Exercise ::
In your copy, reproduce the entries exactly as they are, minus the images.

Material provided ::
□ □ □ □

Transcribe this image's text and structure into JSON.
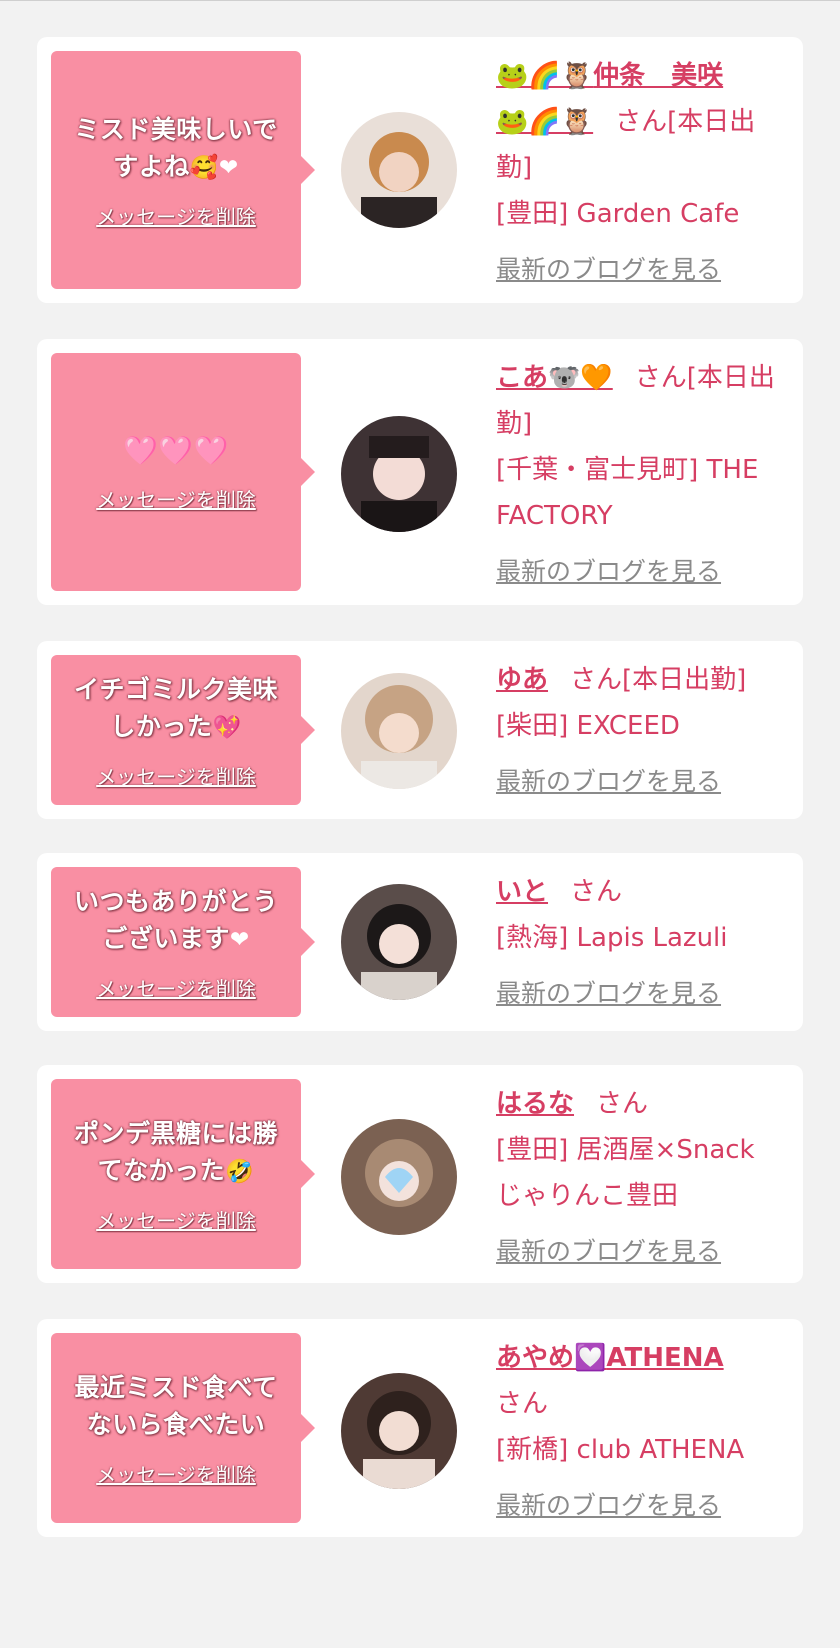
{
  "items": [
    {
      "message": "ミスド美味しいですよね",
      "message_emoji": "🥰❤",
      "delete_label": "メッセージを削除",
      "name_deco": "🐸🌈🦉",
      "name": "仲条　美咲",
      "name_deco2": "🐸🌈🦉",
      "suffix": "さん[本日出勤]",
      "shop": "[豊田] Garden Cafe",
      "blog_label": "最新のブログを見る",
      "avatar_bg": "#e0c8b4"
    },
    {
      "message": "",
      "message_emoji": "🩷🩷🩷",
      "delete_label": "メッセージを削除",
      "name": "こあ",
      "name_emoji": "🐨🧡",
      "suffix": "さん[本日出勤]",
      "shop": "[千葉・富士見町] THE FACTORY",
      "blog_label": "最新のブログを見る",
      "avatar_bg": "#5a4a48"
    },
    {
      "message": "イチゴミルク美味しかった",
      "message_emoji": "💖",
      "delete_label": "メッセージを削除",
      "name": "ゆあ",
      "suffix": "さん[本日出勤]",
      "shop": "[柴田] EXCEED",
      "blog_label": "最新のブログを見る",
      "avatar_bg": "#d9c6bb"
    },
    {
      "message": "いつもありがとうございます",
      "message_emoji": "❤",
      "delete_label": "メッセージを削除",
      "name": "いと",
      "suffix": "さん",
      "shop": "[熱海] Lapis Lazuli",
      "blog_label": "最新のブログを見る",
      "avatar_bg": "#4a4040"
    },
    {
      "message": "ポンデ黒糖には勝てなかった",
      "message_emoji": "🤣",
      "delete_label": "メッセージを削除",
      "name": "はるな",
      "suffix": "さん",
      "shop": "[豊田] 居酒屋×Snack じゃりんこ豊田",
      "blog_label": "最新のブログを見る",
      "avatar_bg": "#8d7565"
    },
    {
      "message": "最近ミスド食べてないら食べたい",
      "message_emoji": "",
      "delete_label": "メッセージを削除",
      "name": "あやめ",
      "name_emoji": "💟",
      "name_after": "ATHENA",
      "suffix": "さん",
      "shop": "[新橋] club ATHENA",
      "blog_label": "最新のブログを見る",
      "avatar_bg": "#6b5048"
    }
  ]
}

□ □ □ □

Answer box ::
Transcribe this image's text and structure into JSON.
{
  "items": [
    {
      "message": "ミスド美味しいですよね",
      "message_emoji": "🥰❤",
      "delete_label": "メッセージを削除",
      "name_deco": "🐸🌈🦉",
      "name": "仲条　美咲",
      "name_deco2": "🐸🌈🦉",
      "suffix": "さん[本日出勤]",
      "shop": "[豊田] Garden Cafe",
      "blog_label": "最新のブログを見る",
      "avatar_bg": "#e0c8b4"
    },
    {
      "message": "",
      "message_emoji": "🩷🩷🩷",
      "delete_label": "メッセージを削除",
      "name": "こあ",
      "name_emoji": "🐨🧡",
      "suffix": "さん[本日出勤]",
      "shop": "[千葉・富士見町] THE FACTORY",
      "blog_label": "最新のブログを見る",
      "avatar_bg": "#5a4a48"
    },
    {
      "message": "イチゴミルク美味しかった",
      "message_emoji": "💖",
      "delete_label": "メッセージを削除",
      "name": "ゆあ",
      "suffix": "さん[本日出勤]",
      "shop": "[柴田] EXCEED",
      "blog_label": "最新のブログを見る",
      "avatar_bg": "#d9c6bb"
    },
    {
      "message": "いつもありがとうございます",
      "message_emoji": "❤",
      "delete_label": "メッセージを削除",
      "name": "いと",
      "suffix": "さん",
      "shop": "[熱海] Lapis Lazuli",
      "blog_label": "最新のブログを見る",
      "avatar_bg": "#4a4040"
    },
    {
      "message": "ポンデ黒糖には勝てなかった",
      "message_emoji": "🤣",
      "delete_label": "メッセージを削除",
      "name": "はるな",
      "suffix": "さん",
      "shop": "[豊田] 居酒屋×Snack じゃりんこ豊田",
      "blog_label": "最新のブログを見る",
      "avatar_bg": "#8d7565"
    },
    {
      "message": "最近ミスド食べてないら食べたい",
      "message_emoji": "",
      "delete_label": "メッセージを削除",
      "name": "あやめ",
      "name_emoji": "💟",
      "name_after": "ATHENA",
      "suffix": "さん",
      "shop": "[新橋] club ATHENA",
      "blog_label": "最新のブログを見る",
      "avatar_bg": "#6b5048"
    }
  ]
}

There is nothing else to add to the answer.